This series will explore some of the advertisements that also managed to make their way onto hockey cards.
Here's rookie center Pierre Turgeon, getting ready for a face-off. (Note his right hand moved down about a foot from the end of his hockey stick.)
Also note the advertisement on the boards behind him.
I'm not sure I've ever eaten a Chunky bar, but I do remember seeing them on drug store candy racks back in my 1980s childhood. Simply put, it's a big, thick chunk of chocolate with raisins and roasted peanuts inside. Here's a cross-section:
And surprising to me, when I was doing some research for this post I discovered that it was introduced to the market way back in the 1930s. The original recipe contained milk chocolate, raisins, cashews, and Brazil nuts. Now that's fancy!
Here's a commercial that aired a couple of decades later:
Reporter: I beg your pardon, sir. Do all your people look like you?
Flying Saucer Pilot: 'Course not, most of them are homely.
As for Pierre Turgeon, he went on to have a tremendous NHL career. I've mentioned him before on this blog, and marveled at how the man is not yet enshrined in the Hockey Hall of Fame. Here's a quick career stat line:
1294 GP, 515 G, 812 A, 1327 PTS, 452 PIM, 190 PPG, 86 GWG
And this is where some of those stats place Turgeon in the all-time NHL rankings at the time of this writing:
190 power-play goals: 22nd
86 game-winning goals: 25th
1327 points: 34th
515 goals: 40th
Almost every player ahead of him in those categories is in the Hall of Fame. Quite a few players behind him, too.
It's also worth noting that Turgeon put up nine 30-goal seasons across his career, and was better than a point-per-game player. He averaged almost a point per game in the playoffs, too (97 points in 109 games played). His skating style and play-making ability seemed effortless. A natural talent. Unfortunately, he never played on a Stanley Cup–winning team.
Maybe his teammates were too busy eating Chunky bars like this guy:
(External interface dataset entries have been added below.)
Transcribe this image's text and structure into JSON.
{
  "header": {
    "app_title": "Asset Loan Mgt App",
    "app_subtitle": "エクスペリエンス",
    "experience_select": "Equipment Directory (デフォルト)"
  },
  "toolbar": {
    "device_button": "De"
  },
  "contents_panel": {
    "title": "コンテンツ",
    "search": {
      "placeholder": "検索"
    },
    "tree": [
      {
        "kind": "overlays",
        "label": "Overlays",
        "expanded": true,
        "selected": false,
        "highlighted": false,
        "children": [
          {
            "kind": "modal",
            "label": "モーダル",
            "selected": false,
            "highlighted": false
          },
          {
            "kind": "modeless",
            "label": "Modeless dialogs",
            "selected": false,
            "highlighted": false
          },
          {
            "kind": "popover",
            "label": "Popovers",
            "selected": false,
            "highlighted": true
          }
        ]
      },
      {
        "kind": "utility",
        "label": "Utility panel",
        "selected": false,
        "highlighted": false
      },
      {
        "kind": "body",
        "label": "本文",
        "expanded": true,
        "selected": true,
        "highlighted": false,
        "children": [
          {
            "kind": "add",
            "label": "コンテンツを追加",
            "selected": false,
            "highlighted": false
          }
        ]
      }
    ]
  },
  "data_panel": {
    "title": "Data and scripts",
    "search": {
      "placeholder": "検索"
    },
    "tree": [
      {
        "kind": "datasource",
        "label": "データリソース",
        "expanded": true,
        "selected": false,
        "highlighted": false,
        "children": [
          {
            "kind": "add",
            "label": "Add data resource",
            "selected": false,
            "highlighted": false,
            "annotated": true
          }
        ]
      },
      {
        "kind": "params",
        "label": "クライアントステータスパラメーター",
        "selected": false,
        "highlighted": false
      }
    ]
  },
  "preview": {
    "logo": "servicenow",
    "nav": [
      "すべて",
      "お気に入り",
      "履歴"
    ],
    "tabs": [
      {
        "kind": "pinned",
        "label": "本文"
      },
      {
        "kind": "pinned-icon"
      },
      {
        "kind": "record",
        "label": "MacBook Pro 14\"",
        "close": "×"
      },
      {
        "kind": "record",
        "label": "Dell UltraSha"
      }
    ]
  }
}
And I think I'll conclude episode 4 of Board Advertisements on Cards right there.
How many of you have ever eaten a Chunky bar? Share your thoughts in the comment section, and thanks for reading!